╭─ Study material
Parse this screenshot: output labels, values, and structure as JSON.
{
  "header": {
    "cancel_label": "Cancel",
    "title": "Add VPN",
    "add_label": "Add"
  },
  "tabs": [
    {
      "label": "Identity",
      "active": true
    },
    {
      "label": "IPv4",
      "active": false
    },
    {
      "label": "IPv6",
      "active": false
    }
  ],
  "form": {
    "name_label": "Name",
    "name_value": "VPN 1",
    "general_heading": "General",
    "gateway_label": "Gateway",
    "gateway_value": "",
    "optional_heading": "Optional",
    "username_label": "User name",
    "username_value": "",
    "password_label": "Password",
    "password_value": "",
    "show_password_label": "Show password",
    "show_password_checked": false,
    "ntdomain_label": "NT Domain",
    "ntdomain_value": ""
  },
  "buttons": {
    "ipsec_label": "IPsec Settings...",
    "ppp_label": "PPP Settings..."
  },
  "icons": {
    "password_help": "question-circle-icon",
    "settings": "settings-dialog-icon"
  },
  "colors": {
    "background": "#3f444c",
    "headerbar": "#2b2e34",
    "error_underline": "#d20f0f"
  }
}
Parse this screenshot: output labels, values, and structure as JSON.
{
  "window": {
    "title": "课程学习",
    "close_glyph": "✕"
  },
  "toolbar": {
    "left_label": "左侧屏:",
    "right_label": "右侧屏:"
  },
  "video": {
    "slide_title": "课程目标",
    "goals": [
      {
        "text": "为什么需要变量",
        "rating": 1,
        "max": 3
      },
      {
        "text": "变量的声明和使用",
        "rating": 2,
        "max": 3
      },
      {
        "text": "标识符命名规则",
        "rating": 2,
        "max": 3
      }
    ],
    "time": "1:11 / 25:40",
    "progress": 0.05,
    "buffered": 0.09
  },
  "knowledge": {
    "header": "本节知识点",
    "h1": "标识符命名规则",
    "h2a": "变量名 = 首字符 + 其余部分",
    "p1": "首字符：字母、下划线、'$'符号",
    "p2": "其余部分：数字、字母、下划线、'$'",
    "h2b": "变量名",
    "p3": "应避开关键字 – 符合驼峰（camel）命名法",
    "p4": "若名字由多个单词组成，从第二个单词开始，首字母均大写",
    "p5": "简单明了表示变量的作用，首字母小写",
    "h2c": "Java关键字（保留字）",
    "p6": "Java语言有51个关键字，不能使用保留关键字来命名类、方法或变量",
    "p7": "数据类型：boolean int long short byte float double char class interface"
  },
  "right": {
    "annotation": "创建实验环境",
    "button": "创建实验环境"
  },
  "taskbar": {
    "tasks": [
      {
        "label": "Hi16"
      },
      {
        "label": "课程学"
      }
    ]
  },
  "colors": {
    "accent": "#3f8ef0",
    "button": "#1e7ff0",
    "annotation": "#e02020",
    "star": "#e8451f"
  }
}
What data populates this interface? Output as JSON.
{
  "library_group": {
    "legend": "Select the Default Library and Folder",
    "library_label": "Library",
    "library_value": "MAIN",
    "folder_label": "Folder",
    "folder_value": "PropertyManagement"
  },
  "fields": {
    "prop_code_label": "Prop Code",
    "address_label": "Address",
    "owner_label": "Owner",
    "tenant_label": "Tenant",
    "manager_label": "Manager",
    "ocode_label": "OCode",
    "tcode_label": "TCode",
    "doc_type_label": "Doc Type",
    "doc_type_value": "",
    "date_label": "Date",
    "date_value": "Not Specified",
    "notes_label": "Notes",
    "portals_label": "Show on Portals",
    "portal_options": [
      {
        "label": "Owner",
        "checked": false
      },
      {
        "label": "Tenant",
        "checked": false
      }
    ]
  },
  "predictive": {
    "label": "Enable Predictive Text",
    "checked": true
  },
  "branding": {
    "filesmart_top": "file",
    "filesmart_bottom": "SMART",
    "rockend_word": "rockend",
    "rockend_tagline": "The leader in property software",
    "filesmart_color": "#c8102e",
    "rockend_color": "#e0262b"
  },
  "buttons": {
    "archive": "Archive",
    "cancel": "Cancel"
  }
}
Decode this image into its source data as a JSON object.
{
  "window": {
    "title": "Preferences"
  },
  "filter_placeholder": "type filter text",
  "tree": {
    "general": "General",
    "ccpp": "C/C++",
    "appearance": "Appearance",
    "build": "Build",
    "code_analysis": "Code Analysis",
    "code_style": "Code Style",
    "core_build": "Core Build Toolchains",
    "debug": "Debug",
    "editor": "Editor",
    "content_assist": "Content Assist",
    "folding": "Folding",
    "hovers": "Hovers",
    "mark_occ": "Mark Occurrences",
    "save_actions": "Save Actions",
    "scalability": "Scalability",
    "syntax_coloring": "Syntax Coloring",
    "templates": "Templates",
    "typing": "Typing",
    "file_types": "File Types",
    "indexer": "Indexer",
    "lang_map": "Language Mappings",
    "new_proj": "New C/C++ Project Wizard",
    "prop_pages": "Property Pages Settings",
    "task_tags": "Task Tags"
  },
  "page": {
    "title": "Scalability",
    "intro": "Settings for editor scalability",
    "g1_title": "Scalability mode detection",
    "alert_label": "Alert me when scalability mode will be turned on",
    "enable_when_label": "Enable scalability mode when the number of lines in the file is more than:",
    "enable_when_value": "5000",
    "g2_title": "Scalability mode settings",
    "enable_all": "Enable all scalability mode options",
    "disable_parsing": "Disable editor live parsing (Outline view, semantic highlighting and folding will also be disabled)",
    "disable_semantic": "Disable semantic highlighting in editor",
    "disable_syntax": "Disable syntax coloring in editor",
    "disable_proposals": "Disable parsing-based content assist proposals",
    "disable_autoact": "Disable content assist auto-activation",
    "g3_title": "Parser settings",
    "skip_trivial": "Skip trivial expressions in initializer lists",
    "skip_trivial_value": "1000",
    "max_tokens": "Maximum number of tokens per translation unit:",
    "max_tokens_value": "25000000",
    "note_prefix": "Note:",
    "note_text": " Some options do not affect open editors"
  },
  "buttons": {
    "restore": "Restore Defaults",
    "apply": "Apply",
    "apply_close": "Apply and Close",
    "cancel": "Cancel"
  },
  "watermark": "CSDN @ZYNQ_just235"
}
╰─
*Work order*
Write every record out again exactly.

*Result of this task*
Parse this screenshot: output labels, values, and structure as JSON.
{
  "header": {
    "cancel_label": "Cancel",
    "title": "Add VPN",
    "add_label": "Add"
  },
  "tabs": [
    {
      "label": "Identity",
      "active": true
    },
    {
      "label": "IPv4",
      "active": false
    },
    {
      "label": "IPv6",
      "active": false
    }
  ],
  "form": {
    "name_label": "Name",
    "name_value": "VPN 1",
    "general_heading": "General",
    "gateway_label": "Gateway",
    "gateway_value": "",
    "optional_heading": "Optional",
    "username_label": "User name",
    "username_value": "",
    "password_label": "Password",
    "password_value": "",
    "show_password_label": "Show password",
    "show_password_checked": false,
    "ntdomain_label": "NT Domain",
    "ntdomain_value": ""
  },
  "buttons": {
    "ipsec_label": "IPsec Settings...",
    "ppp_label": "PPP Settings..."
  },
  "icons": {
    "password_help": "question-circle-icon",
    "settings": "settings-dialog-icon"
  },
  "colors": {
    "background": "#3f444c",
    "headerbar": "#2b2e34",
    "error_underline": "#d20f0f"
  }
}
Parse this screenshot: output labels, values, and structure as JSON.
{
  "window": {
    "title": "课程学习",
    "close_glyph": "✕"
  },
  "toolbar": {
    "left_label": "左侧屏:",
    "right_label": "右侧屏:"
  },
  "video": {
    "slide_title": "课程目标",
    "goals": [
      {
        "text": "为什么需要变量",
        "rating": 1,
        "max": 3
      },
      {
        "text": "变量的声明和使用",
        "rating": 2,
        "max": 3
      },
      {
        "text": "标识符命名规则",
        "rating": 2,
        "max": 3
      }
    ],
    "time": "1:11 / 25:40",
    "progress": 0.05,
    "buffered": 0.09
  },
  "knowledge": {
    "header": "本节知识点",
    "h1": "标识符命名规则",
    "h2a": "变量名 = 首字符 + 其余部分",
    "p1": "首字符：字母、下划线、'$'符号",
    "p2": "其余部分：数字、字母、下划线、'$'",
    "h2b": "变量名",
    "p3": "应避开关键字 – 符合驼峰（camel）命名法",
    "p4": "若名字由多个单词组成，从第二个单词开始，首字母均大写",
    "p5": "简单明了表示变量的作用，首字母小写",
    "h2c": "Java关键字（保留字）",
    "p6": "Java语言有51个关键字，不能使用保留关键字来命名类、方法或变量",
    "p7": "数据类型：boolean int long short byte float double char class interface"
  },
  "right": {
    "annotation": "创建实验环境",
    "button": "创建实验环境"
  },
  "taskbar": {
    "tasks": [
      {
        "label": "Hi16"
      },
      {
        "label": "课程学"
      }
    ]
  },
  "colors": {
    "accent": "#3f8ef0",
    "button": "#1e7ff0",
    "annotation": "#e02020",
    "star": "#e8451f"
  }
}
What data populates this interface? Output as JSON.
{
  "library_group": {
    "legend": "Select the Default Library and Folder",
    "library_label": "Library",
    "library_value": "MAIN",
    "folder_label": "Folder",
    "folder_value": "PropertyManagement"
  },
  "fields": {
    "prop_code_label": "Prop Code",
    "address_label": "Address",
    "owner_label": "Owner",
    "tenant_label": "Tenant",
    "manager_label": "Manager",
    "ocode_label": "OCode",
    "tcode_label": "TCode",
    "doc_type_label": "Doc Type",
    "doc_type_value": "",
    "date_label": "Date",
    "date_value": "Not Specified",
    "notes_label": "Notes",
    "portals_label": "Show on Portals",
    "portal_options": [
      {
        "label": "Owner",
        "checked": false
      },
      {
        "label": "Tenant",
        "checked": false
      }
    ]
  },
  "predictive": {
    "label": "Enable Predictive Text",
    "checked": true
  },
  "branding": {
    "filesmart_top": "file",
    "filesmart_bottom": "SMART",
    "rockend_word": "rockend",
    "rockend_tagline": "The leader in property software",
    "filesmart_color": "#c8102e",
    "rockend_color": "#e0262b"
  },
  "buttons": {
    "archive": "Archive",
    "cancel": "Cancel"
  }
}
Decode this image into its source data as a JSON object.
{
  "window": {
    "title": "Preferences"
  },
  "filter_placeholder": "type filter text",
  "tree": {
    "general": "General",
    "ccpp": "C/C++",
    "appearance": "Appearance",
    "build": "Build",
    "code_analysis": "Code Analysis",
    "code_style": "Code Style",
    "core_build": "Core Build Toolchains",
    "debug": "Debug",
    "editor": "Editor",
    "content_assist": "Content Assist",
    "folding": "Folding",
    "hovers": "Hovers",
    "mark_occ": "Mark Occurrences",
    "save_actions": "Save Actions",
    "scalability": "Scalability",
    "syntax_coloring": "Syntax Coloring",
    "templates": "Templates",
    "typing": "Typing",
    "file_types": "File Types",
    "indexer": "Indexer",
    "lang_map": "Language Mappings",
    "new_proj": "New C/C++ Project Wizard",
    "prop_pages": "Property Pages Settings",
    "task_tags": "Task Tags"
  },
  "page": {
    "title": "Scalability",
    "intro": "Settings for editor scalability",
    "g1_title": "Scalability mode detection",
    "alert_label": "Alert me when scalability mode will be turned on",
    "enable_when_label": "Enable scalability mode when the number of lines in the file is more than:",
    "enable_when_value": "5000",
    "g2_title": "Scalability mode settings",
    "enable_all": "Enable all scalability mode options",
    "disable_parsing": "Disable editor live parsing (Outline view, semantic highlighting and folding will also be disabled)",
    "disable_semantic": "Disable semantic highlighting in editor",
    "disable_syntax": "Disable syntax coloring in editor",
    "disable_proposals": "Disable parsing-based content assist proposals",
    "disable_autoact": "Disable content assist auto-activation",
    "g3_title": "Parser settings",
    "skip_trivial": "Skip trivial expressions in initializer lists",
    "skip_trivial_value": "1000",
    "max_tokens": "Maximum number of tokens per translation unit:",
    "max_tokens_value": "25000000",
    "note_prefix": "Note:",
    "note_text": " Some options do not affect open editors"
  },
  "buttons": {
    "restore": "Restore Defaults",
    "apply": "Apply",
    "apply_close": "Apply and Close",
    "cancel": "Cancel"
  },
  "watermark": "CSDN @ZYNQ_just235"
}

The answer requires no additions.